There's no excuse, and you can have no complaints if it fails to appear on anyone's radar. The truth is, in mobile, there are never any shortage of innovative, great new games to talk about, so you really can't leave anything to chance. A smart PR can reduce the odds of failure dramatically.
Earlier this year, Barry Meade from Fireproof took the initiative and collared me at E3 to show off his upcoming iPad puzzler, The Room. It could have been another load of old crap, but as a team formed by ex-Criterion bods, he got my attention.
In that instance, he circumvented the PR process through his own determination, but it was the track record that sold me on the game in advance.
The sad reality is that I might well have passed up on the chance to see it otherwise, so it's important not to kid yourself. Just because your game is definitely worthy of praise and attention, that's no cast iron guarantee that you will get it.
We're all busy, all the time. Sometimes emails get overlooked, for good reasons and bad, and in this ridiculously crowded market, you just need a way to get someone's attention. Again, a good PR professional is there to short cut this torturous, frustrating, and seemingly random process.
The idea that we don't 'need' PR is a faintly ridiculous notion. Of course we need them, but on both sides of the fence we also need them to do their jobs - to put games in front of people in a timely fashion, but not to expect too much.
A large part of where games journalism has gone wrong, in my opinion, is this tiresome tendency for games (especially blockbusters) to be previewed to death in the run-up to release.
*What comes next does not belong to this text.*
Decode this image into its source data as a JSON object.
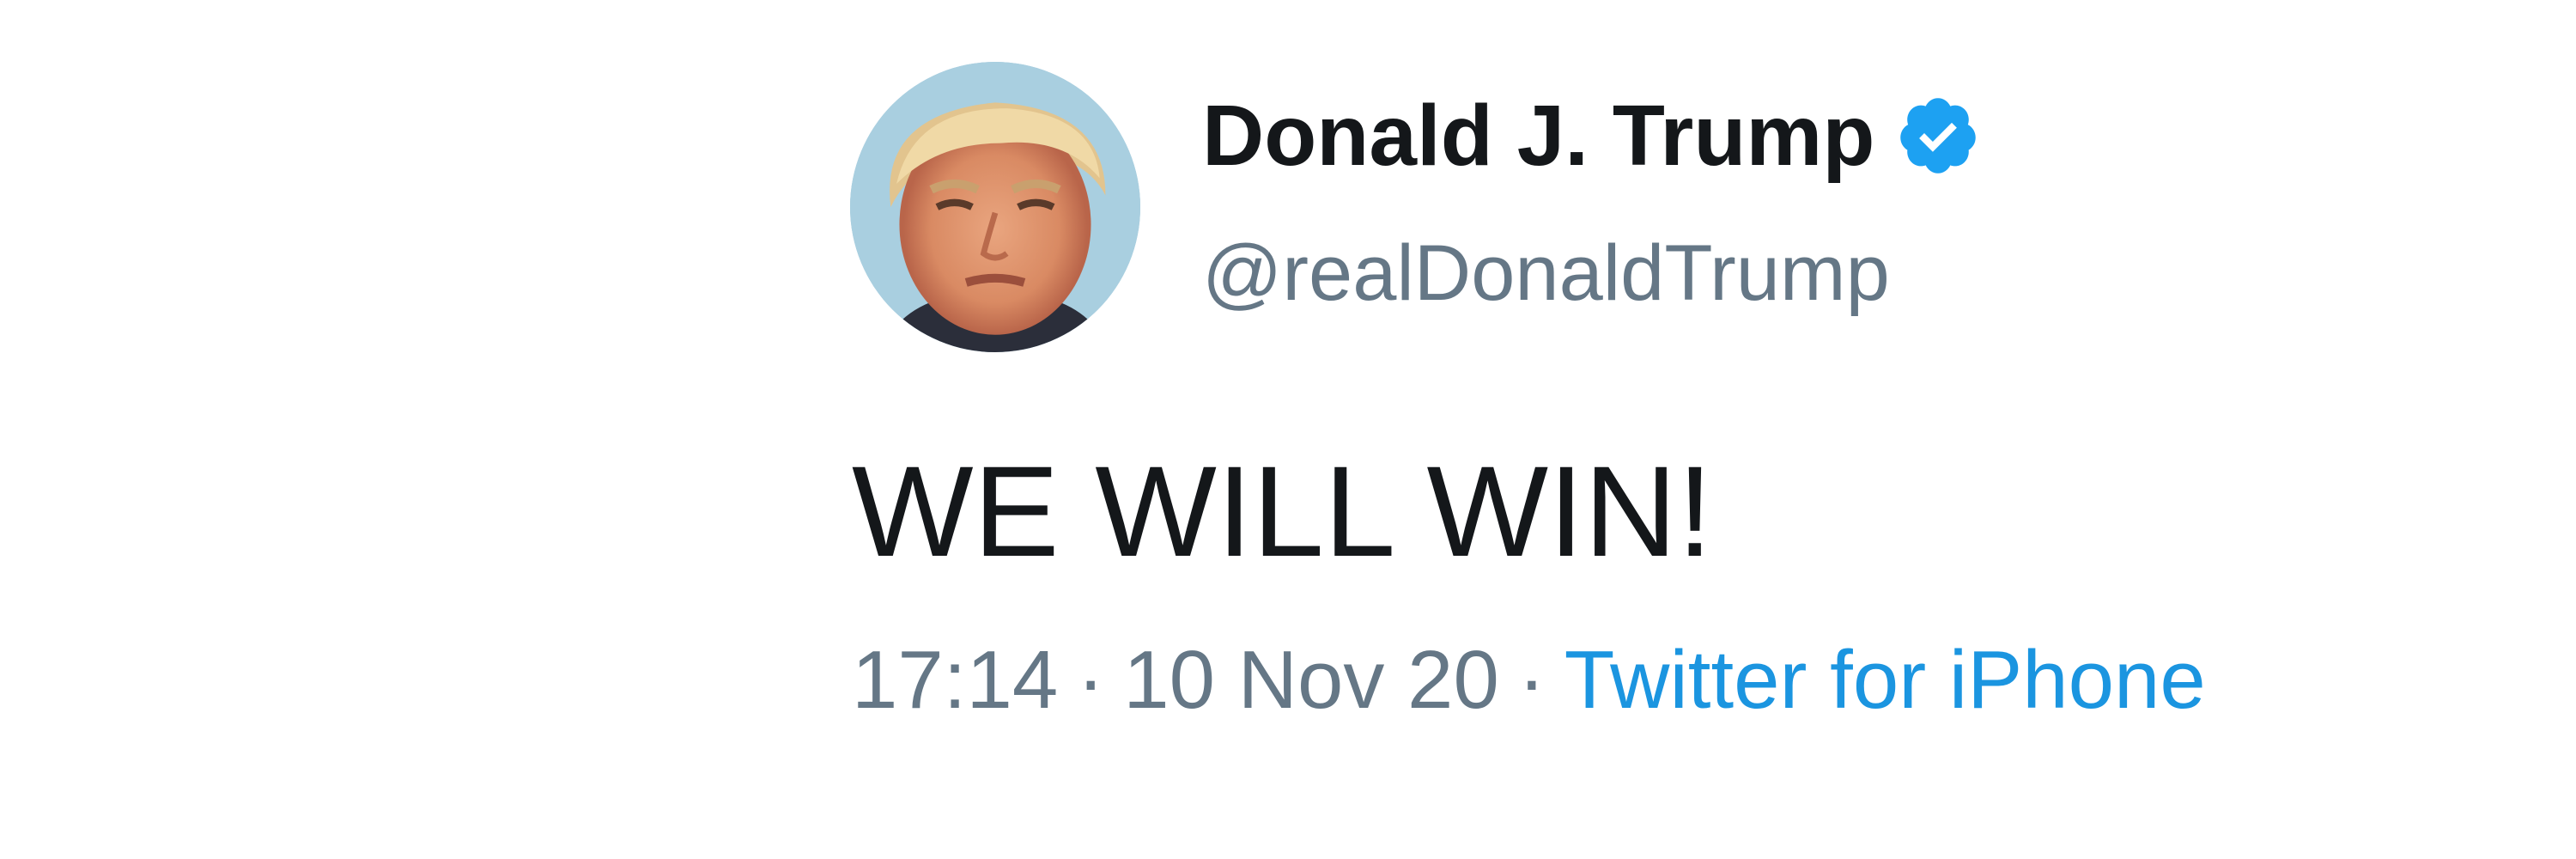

The reason this happens, more often than not, is down to agreed expectations, but the PRs also feed this expectation - sometimes to a product's detriment.
A good PR will know how much coverage is appropriate, and perhaps where to freshen up the coverage once you've run through the basic preview/interview formula.
Readers have become so conditioned to pre-release coverage being little more than puff pieces, they've lost their potency, so now, more than ever, it's important for everyone involved to be smart.
Unless developers have become masters of social media and spend their lives talking to the press, the chances are they need help. They need to know who to go to in the press, when to go to them, and how often.
In this era of fast, easy communication, publicity has become a lost art. The signal to noise ratio is such that games writers are constantly bombarded with so much junk information that, if anything, they need the help of trusted PR professionals now more than ever.
And 'trust' is the key word here. Honesty is a two way street in games journalism, and I'm fairly sure PRs around the world have been 'stitched-up' on countless occasions by writers who claimed to be thrilled by a game, only to crush it to dust once the article goes up.
Honesty is the best policy
What you want as a writer is to work with the kind of PRs who are on your level - who can look you (and the developer and the publisher) in the eye and admit when a game isn't all it could be. Because if they're capable of being realistic, it means much more in the long run to manage everyone's expectations.
Who knows, it could even mean the game becomes better.
Who are these magic PRs, I hear you ask. Well, they're out there. In 15 years of working with them, most are a dedicated, efficient bunch that listen to what you want and try and get the best for you within the parameters of what they've been given.
The ones that fail generally get flushed out of the system pretty fast, and are easily found out.
It's a bit like games journalism - if you're no good at it, there's no hiding place, as this recent unpleasant saga has brought into rather ugly focus.
The constructive thing isn't to assume that PRs are some sort of vile stain that we need to wash away. The best ones can - and do - make a big difference to creating a buzz around games that deserve it. It's ultimately up to the writers to call foul on the games that don't.
If they don't, then it's no surprise when people question your motives.